The data:
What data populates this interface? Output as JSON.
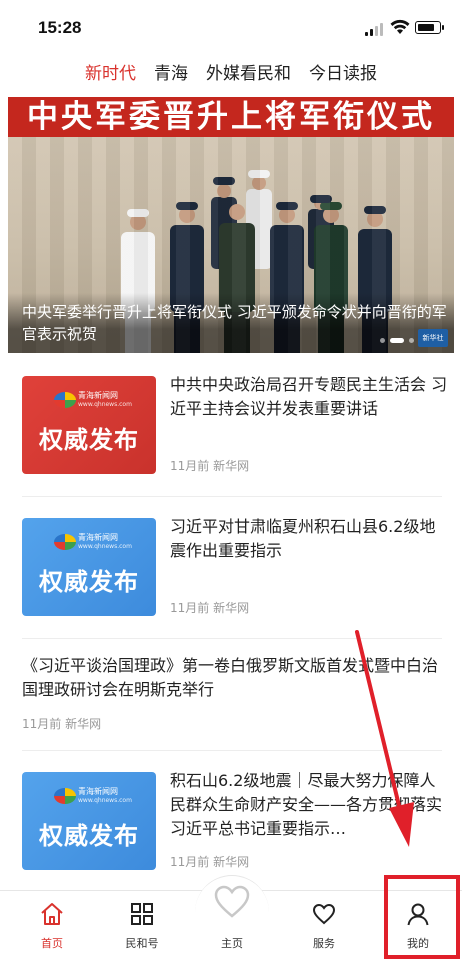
{
  "status_bar": {
    "time": "15:28",
    "battery_level": 0.8
  },
  "top_tabs": [
    {
      "label": "新时代",
      "active": true
    },
    {
      "label": "青海",
      "active": false
    },
    {
      "label": "外媒看民和",
      "active": false
    },
    {
      "label": "今日读报",
      "active": false
    }
  ],
  "banner": {
    "headline": "中央军委晋升上将军衔仪式",
    "caption": "中央军委举行晋升上将军衔仪式 习近平颁发命令状并向晋衔的军官表示祝贺",
    "logo_text": "新华社"
  },
  "news": [
    {
      "title": "中共中央政治局召开专题民主生活会 习近平主持会议并发表重要讲话",
      "meta": "11月前 新华网",
      "thumb": {
        "site": "青海新闻网",
        "url": "www.qhnews.com",
        "label": "权威发布",
        "color": "red"
      }
    },
    {
      "title": "习近平对甘肃临夏州积石山县6.2级地震作出重要指示",
      "meta": "11月前 新华网",
      "thumb": {
        "site": "青海新闻网",
        "url": "www.qhnews.com",
        "label": "权威发布",
        "color": "blue"
      }
    },
    {
      "title": "《习近平谈治国理政》第一卷白俄罗斯文版首发式暨中白治国理政研讨会在明斯克举行",
      "meta": "11月前 新华网"
    },
    {
      "title": "积石山6.2级地震｜尽最大努力保障人民群众生命财产安全——各方贯彻落实习近平总书记重要指示…",
      "meta": "11月前 新华网",
      "thumb": {
        "site": "青海新闻网",
        "url": "www.qhnews.com",
        "label": "权威发布",
        "color": "blue"
      }
    }
  ],
  "bottom_nav": [
    {
      "label": "首页",
      "icon": "home-icon",
      "active": true
    },
    {
      "label": "民和号",
      "icon": "grid-icon",
      "active": false
    },
    {
      "label": "主页",
      "icon": "heart-outline-icon",
      "active": false
    },
    {
      "label": "服务",
      "icon": "heart-icon",
      "active": false
    },
    {
      "label": "我的",
      "icon": "user-icon",
      "active": false
    }
  ],
  "colors": {
    "accent": "#d9322d",
    "annotation": "#e0202a"
  }
}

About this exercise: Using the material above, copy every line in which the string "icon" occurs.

Output for this task:
      "icon": "home-icon",
      "icon": "grid-icon",
      "icon": "heart-outline-icon",
      "icon": "heart-icon",
      "icon": "user-icon",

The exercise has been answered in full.